Let’s use RE24. WPA would be interesting too, though potentially very volatile.

Guest
thistakesgumption
3 years 1 month ago

it’s still linear weights, you’re just asking to weight different situation differently.

Guest
Peter Jensen
3 years 1 month ago

Using RE tables would require parsing a players play logs for each SB and CS which is a lot more work than just applying linear weights to his total SBs and CSs. And Fangraphs RE24 values are both inconsistent because they park adjust them and outdated because they appear to be using Tango’s RE values from his 1999 to 2002 table from THE BOOK. You are certainly correct that the run values should be adjusted for context instead of a one size fits all linear weight.
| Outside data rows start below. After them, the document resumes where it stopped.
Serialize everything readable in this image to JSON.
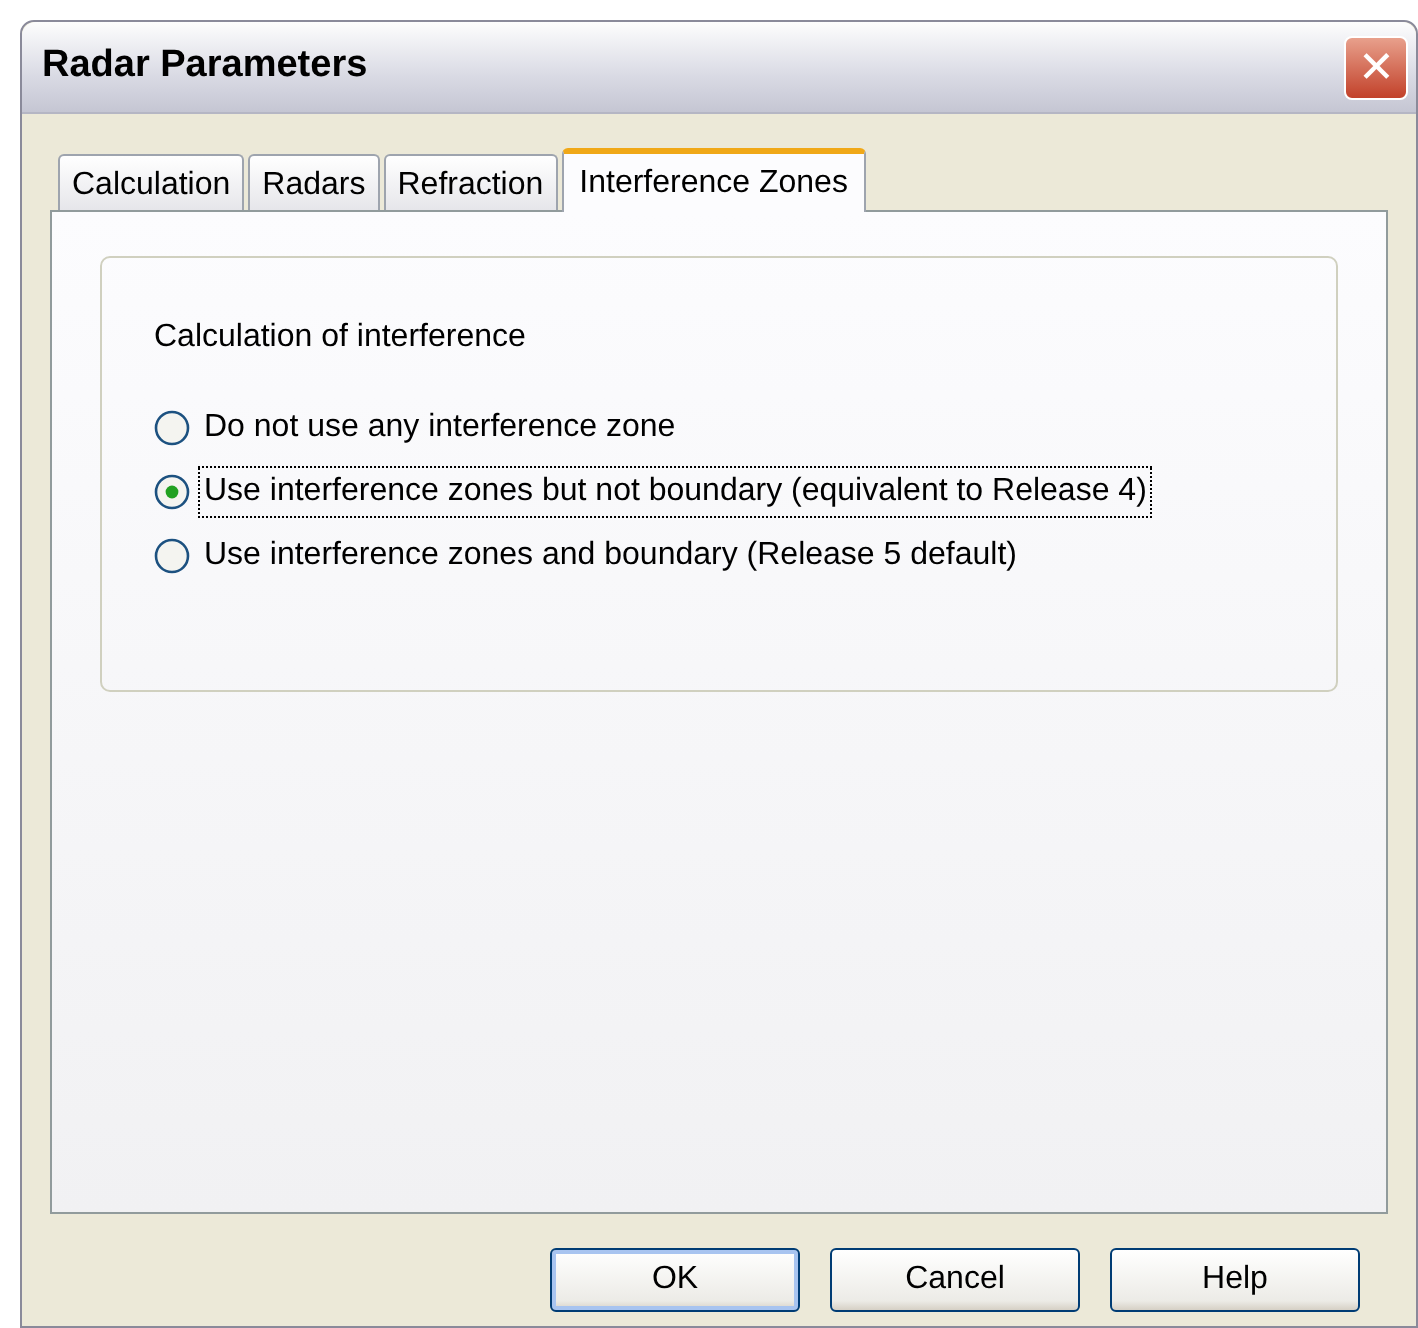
{
  "window": {
    "title": "Radar Parameters",
    "close": "✕"
  },
  "tabs": [
    {
      "label": "Calculation",
      "selected": false
    },
    {
      "label": "Radars",
      "selected": false
    },
    {
      "label": "Refraction",
      "selected": false
    },
    {
      "label": "Interference Zones",
      "selected": true
    }
  ],
  "group": {
    "label": "Calculation of interference",
    "options": [
      {
        "label": "Do not use any interference zone",
        "selected": false,
        "focused": false
      },
      {
        "label": "Use interference zones but not boundary (equivalent to Release 4)",
        "selected": true,
        "focused": true
      },
      {
        "label": "Use interference zones and boundary (Release 5 default)",
        "selected": false,
        "focused": false
      }
    ]
  },
  "buttons": [
    {
      "label": "OK",
      "default": true
    },
    {
      "label": "Cancel",
      "default": false
    },
    {
      "label": "Help",
      "default": false
    }
  ]
}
And an updated non park adjusted RE24 (or more correctly Run Value Added) value would be the best.

But Carson doesn’t have any excuse (except laziness) to be using Palmer’s 30 year old linear weight values of .2 runs for a SB and and -.4 runs for caught stealing instead of more recent values of .18 runs and -.45 runs.

Guest
AC_Butcha_AC
3 years 1 month ago

Very handsome author, why wouldn’t you use SBR/100SBO? By doing that you would combine efficiency and frequency in one simple metric. I guess it wouldnt change al lot, though.

Guest
AC_Butcha_AC
3 years 1 month ago

crunching the numbers it seems like you did exactly that, although defining SBR/100 as “…,stolen-base runs per 100 stolen-base attemtps.”

probably just a typo on your part

Member
Bluebird in Boulder
3 years 1 month ago

The author should note that the readers preferred way, and hence best way, to take in the Miami @ Atlanta contest is likely, but not definitely, the Baltimore radio team.

Member
Bluebird in Boulder
3 years 1 month ago

That is to say NOT the Baltimore radio team.

Guest
Triple R
3 years 1 month ago

Why does Baltimore raio have a game between Miami and Atlanta?

Guest
Josh M
3 years 1 month ago

because Joe Angel

Guest
MikeS
3 years 1 month ago

Maybe add WPA or leverage index into your list of “best” base stealers? It reeks of clutchiness, but stealing second when down a run in the ninth is a bigger deal than stealing second in the fifth inning of a four run game.

Guest
Rahi
3 years 1 month ago

If Rajai Davis had the same amount of SBA opportunities that Mike Trout did, and ran and had the same SBA% that he( Rajai) runs at, he would have 66 stolen bases.

Guest
channelclemente
3 years 1 month ago

A bit of a tangent, but a relative one, I think. There is a paper in Nature that deals with data visualization and incorporating uncertainty into that visualization. It seems to me baseball statistical analysis, which is bandied around like cave drawings, could benefit from the comments.

Guest
Shlum
3 years 1 month ago

I love how this is a totally non-judgmental space where men can call each other handsome and not fear forms of unwanted social reprisal.

You are all so handsome.

Guest
Well-Beered Englishman
3 years 1 month ago

I’ll kill you all! Especially you, Well-Beered Englishman!! BWAA-HA-HAAAAAAAA!!!

Guest
Well-Beered Englishman
3 years 1 month ago

How’s everybody doing?

Member
ndavis910
3 years 1 month ago

Not entirely sure why you posted this here, but I’m glad you did. Definitely a worthwhile read for anyone employing statistical analysis.

Member
ndavis910
3 years 1 month ago

meant as a reply to channelclemente, sorry.

Member
scott.m.horowitz@gmail.com
3 years 1 month ago

Is there a place where the entire leaderboard for sb is posted? I’m wondering the same thing about batted ball distances?

Guest
Dylan
3 years 1 month ago

Stupid question: What does wSB measure, if not this?

Guest
Dylan
3 years 1 month ago

Nevermind, I realized it was stupid wSB doesn’t consider rate

Guest
chief00
3 years 1 month ago

What I see at the top of the list–Rajai’s success rate–is what makes him one of the best 4th OF/pinch runners I’ve ever seen.

The funny thing is that his glove work has improved and he doesn’t flail away indiscriminately at the plate as often as he did. I don’t think it makes him a uality LF, necessarily but he’s more valuable than the regular LF, Melky Cabrera, who’s been a dud so far.

Member
3 years 1 month ago

I would love to see where Jarrod Dyson ranks. He is quickly approaching the minimum threshold and has been superb to date.